What is the best thing a parent can do? You’ll have to get into the child’s personal space, which means you’ll have to kneel down so that you can look into each other’s eyes and have a conversation about what happened. If your child is having a tantrum, you’ll have to wait until he calms down, but it is important to confront your child whenever he is misbehaving.

Is he refusing to sit down nicely while eating his lunch? Are you eating at the table or are you running around with the spoon trying to put it into his mouth? Does he eat a lot of sweets? Are you having a healthy diet? Is he extending his vocabulary usage by calling other children names or by using swear words? How are you using your vocabulary? Have you ever called him names?

When dealing with a difficult child it is important to acknowledge why he is behaving in a certain way. Offer him attention so that he doesn’t feel the need to be “naughty” in order to receive attention from you. Play with him so that you can build a strong relationship! This is also a great way to make him feel that you’re interested in his activities. Talk to him so that you can help him develop his communication and social skills! Answer to his questions so that he can feel important to you! Don’t do the thing you don’t want him to do!  Remember that happy parents = happy children! Children feed on our energy so it’s important to have your own activities and interests that make you happy.

I understand that being a parent is exhausting sometimes, especially if you’re dealing with challenging behavior, but it’s your duty as a parent to guide your child and the best thing you can do is to prevent some situations by offering a model they can follow.
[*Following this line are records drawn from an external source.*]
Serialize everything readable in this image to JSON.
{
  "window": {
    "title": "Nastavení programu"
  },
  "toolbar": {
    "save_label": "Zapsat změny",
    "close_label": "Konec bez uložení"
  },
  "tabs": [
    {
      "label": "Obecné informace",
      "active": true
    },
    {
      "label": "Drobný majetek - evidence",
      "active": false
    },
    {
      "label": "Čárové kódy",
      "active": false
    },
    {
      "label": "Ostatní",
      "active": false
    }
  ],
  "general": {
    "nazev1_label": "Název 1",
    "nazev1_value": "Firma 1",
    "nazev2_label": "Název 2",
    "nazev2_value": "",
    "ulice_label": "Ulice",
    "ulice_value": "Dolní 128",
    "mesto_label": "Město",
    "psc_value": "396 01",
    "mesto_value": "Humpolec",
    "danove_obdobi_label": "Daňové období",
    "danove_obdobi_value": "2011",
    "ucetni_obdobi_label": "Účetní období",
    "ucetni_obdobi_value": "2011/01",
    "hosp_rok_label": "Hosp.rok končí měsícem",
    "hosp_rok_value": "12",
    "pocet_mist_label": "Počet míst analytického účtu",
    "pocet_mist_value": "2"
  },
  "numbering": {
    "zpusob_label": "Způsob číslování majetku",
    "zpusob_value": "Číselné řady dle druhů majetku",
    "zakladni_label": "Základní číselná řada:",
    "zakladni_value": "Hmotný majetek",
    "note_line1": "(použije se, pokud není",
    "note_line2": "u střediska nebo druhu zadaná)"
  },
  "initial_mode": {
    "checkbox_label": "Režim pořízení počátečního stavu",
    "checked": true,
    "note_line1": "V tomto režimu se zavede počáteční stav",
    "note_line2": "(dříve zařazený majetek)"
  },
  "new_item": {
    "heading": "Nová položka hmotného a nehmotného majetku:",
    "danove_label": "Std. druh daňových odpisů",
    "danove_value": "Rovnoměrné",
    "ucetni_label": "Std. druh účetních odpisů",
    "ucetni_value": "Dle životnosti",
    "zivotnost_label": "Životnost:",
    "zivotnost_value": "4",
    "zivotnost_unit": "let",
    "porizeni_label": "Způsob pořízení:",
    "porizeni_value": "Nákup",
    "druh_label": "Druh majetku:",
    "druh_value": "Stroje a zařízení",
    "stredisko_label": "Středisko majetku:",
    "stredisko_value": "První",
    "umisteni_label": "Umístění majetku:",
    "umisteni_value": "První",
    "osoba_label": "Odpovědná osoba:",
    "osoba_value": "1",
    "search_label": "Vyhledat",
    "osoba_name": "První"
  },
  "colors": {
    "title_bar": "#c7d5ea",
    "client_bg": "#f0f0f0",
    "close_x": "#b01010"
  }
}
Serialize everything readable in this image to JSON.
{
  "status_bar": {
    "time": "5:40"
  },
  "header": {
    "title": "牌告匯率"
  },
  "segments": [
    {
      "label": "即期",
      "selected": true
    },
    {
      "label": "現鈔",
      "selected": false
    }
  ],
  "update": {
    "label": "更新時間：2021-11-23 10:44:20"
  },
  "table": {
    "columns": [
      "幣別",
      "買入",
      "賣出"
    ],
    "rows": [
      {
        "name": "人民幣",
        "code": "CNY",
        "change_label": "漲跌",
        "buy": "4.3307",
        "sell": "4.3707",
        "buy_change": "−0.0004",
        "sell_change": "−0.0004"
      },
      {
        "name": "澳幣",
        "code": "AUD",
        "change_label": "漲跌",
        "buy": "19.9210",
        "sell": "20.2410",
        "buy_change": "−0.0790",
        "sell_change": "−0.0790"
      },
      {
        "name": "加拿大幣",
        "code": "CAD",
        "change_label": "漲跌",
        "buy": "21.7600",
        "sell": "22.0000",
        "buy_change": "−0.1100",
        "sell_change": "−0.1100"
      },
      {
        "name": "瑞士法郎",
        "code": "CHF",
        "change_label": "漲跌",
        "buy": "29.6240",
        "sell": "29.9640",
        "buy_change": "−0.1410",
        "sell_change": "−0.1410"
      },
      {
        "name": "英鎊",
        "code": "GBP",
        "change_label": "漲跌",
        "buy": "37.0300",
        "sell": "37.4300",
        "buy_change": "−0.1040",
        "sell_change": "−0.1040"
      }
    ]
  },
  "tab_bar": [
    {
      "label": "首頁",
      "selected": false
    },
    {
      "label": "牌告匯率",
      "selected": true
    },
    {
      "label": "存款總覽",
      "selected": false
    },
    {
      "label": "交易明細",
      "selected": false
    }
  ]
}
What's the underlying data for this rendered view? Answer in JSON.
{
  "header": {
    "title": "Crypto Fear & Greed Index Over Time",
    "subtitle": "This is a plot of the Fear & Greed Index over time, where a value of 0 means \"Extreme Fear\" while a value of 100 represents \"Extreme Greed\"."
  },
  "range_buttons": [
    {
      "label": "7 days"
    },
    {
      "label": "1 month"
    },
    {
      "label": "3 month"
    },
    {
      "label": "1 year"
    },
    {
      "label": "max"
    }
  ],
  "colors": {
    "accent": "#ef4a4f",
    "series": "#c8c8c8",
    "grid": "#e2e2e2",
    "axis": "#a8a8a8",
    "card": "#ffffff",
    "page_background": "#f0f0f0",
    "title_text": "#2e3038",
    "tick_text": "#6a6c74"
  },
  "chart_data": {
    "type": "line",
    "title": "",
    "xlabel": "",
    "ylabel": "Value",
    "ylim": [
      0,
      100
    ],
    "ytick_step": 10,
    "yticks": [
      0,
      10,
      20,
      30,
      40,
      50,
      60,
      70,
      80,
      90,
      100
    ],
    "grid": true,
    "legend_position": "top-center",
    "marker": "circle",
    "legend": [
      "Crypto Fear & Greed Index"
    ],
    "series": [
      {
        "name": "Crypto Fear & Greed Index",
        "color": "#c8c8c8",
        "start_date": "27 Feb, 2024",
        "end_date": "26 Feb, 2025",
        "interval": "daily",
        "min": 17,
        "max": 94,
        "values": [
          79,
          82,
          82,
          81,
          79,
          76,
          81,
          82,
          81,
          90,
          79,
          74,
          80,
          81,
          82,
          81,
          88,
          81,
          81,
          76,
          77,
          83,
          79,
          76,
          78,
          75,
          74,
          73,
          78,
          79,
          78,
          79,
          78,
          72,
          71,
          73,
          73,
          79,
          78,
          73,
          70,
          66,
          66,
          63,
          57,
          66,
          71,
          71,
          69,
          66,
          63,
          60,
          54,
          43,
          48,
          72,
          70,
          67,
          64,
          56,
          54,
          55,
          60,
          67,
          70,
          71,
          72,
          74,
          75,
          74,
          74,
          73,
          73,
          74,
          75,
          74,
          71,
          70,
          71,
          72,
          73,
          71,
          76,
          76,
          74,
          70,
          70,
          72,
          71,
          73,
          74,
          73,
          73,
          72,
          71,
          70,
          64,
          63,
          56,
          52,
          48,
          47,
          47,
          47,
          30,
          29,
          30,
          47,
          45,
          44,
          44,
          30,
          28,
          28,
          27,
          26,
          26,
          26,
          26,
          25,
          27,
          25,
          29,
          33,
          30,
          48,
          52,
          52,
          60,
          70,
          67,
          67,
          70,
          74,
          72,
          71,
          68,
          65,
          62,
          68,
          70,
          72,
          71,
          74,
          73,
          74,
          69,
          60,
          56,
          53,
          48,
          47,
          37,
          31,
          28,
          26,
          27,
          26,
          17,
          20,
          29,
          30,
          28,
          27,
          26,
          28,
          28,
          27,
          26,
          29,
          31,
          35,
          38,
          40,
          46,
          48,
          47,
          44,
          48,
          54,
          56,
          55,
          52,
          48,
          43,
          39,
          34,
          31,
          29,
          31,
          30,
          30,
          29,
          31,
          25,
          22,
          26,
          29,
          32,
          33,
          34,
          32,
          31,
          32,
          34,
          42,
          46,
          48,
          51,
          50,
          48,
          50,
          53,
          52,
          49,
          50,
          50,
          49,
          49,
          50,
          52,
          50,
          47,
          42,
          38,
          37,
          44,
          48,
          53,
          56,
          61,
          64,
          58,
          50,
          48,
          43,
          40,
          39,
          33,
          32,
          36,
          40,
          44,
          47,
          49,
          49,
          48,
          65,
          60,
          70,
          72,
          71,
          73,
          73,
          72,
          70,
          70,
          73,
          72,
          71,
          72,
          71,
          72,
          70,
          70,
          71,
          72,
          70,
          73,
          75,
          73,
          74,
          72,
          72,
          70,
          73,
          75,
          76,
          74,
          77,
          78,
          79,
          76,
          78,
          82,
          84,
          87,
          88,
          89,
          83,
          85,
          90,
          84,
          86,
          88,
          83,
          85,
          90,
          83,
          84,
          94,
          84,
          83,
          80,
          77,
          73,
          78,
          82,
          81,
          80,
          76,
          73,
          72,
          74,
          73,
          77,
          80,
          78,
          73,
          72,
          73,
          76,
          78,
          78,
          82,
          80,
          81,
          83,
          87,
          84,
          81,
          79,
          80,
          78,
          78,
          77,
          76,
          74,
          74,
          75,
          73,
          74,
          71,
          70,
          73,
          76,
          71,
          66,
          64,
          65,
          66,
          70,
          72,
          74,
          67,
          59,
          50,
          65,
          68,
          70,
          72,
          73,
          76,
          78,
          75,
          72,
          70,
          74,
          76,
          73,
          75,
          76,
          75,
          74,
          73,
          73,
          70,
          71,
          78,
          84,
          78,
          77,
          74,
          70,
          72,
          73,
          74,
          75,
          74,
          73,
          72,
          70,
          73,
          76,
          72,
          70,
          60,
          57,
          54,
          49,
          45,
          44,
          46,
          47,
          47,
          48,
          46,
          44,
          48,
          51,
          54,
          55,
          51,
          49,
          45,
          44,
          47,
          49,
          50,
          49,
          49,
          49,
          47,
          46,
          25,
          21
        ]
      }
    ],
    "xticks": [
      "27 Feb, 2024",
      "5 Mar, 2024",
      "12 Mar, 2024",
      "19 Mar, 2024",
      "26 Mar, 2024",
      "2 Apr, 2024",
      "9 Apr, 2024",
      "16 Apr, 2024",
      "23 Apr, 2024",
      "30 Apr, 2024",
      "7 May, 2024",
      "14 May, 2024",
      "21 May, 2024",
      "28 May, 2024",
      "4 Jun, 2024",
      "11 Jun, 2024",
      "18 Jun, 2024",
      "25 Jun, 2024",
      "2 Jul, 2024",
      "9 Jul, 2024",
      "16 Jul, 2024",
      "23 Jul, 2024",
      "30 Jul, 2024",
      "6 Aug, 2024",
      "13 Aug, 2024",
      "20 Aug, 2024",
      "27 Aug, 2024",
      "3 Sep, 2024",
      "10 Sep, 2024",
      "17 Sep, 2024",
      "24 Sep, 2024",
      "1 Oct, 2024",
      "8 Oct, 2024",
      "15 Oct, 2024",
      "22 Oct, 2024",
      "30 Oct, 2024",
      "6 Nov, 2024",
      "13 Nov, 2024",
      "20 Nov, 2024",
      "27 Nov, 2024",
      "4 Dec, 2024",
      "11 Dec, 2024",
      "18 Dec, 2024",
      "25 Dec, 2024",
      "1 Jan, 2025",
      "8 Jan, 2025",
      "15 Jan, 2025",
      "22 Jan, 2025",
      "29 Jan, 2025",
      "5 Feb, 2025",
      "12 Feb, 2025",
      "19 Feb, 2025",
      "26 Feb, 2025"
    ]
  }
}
Be a role model for your child and everything else will fall into place!